Material for this exercise Block Start

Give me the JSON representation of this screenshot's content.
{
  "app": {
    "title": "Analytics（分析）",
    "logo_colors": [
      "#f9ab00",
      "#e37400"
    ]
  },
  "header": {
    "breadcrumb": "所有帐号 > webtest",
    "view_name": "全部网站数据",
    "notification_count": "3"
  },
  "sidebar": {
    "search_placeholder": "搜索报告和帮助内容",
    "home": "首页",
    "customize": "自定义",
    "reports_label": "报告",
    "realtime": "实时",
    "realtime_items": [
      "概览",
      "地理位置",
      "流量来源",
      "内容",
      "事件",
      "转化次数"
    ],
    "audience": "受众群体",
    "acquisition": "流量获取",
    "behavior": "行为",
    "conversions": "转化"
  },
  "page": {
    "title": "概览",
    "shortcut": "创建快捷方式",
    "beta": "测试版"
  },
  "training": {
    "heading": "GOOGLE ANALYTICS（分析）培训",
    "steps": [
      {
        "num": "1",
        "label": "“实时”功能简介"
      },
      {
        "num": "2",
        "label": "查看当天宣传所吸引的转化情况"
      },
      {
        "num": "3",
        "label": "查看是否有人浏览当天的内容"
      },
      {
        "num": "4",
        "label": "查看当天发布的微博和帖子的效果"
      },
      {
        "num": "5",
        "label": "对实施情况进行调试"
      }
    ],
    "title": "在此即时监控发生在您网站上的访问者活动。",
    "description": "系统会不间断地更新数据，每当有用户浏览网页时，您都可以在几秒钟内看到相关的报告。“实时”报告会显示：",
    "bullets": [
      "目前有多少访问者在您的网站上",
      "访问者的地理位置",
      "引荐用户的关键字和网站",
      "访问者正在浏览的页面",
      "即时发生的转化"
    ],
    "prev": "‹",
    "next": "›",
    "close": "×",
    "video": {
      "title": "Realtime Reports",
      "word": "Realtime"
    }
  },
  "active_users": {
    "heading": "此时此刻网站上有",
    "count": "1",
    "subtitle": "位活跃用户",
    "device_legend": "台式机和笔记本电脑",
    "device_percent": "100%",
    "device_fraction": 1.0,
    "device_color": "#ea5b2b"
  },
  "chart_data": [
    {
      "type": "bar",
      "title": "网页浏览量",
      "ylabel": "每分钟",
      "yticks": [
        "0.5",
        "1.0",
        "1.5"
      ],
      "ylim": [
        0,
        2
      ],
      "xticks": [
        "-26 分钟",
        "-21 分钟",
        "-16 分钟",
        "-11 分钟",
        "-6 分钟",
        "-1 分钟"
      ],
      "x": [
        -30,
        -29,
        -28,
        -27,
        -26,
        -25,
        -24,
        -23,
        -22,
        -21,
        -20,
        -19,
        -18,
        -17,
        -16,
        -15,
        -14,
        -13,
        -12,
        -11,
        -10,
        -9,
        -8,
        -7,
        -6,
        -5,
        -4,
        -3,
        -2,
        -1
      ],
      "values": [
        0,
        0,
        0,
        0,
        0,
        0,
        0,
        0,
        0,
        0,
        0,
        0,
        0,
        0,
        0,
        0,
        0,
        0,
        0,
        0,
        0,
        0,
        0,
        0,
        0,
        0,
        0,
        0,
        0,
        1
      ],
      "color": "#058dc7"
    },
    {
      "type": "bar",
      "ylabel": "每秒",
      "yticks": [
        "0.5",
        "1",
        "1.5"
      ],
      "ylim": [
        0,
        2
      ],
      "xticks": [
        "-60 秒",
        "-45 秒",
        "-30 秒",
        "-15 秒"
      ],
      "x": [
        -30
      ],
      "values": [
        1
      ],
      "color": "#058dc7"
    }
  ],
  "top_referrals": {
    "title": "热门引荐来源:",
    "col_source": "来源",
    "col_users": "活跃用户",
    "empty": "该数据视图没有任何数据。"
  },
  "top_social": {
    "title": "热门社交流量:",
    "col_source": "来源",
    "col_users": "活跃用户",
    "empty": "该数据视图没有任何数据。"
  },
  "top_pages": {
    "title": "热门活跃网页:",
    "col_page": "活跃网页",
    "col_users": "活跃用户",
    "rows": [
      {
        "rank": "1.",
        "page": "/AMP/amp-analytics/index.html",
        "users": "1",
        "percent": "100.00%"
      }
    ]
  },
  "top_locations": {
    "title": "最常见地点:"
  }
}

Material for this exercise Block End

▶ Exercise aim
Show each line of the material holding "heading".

▶ Exercise result
    "heading": "GOOGLE ANALYTICS（分析）培训",
    "heading": "此时此刻网站上有",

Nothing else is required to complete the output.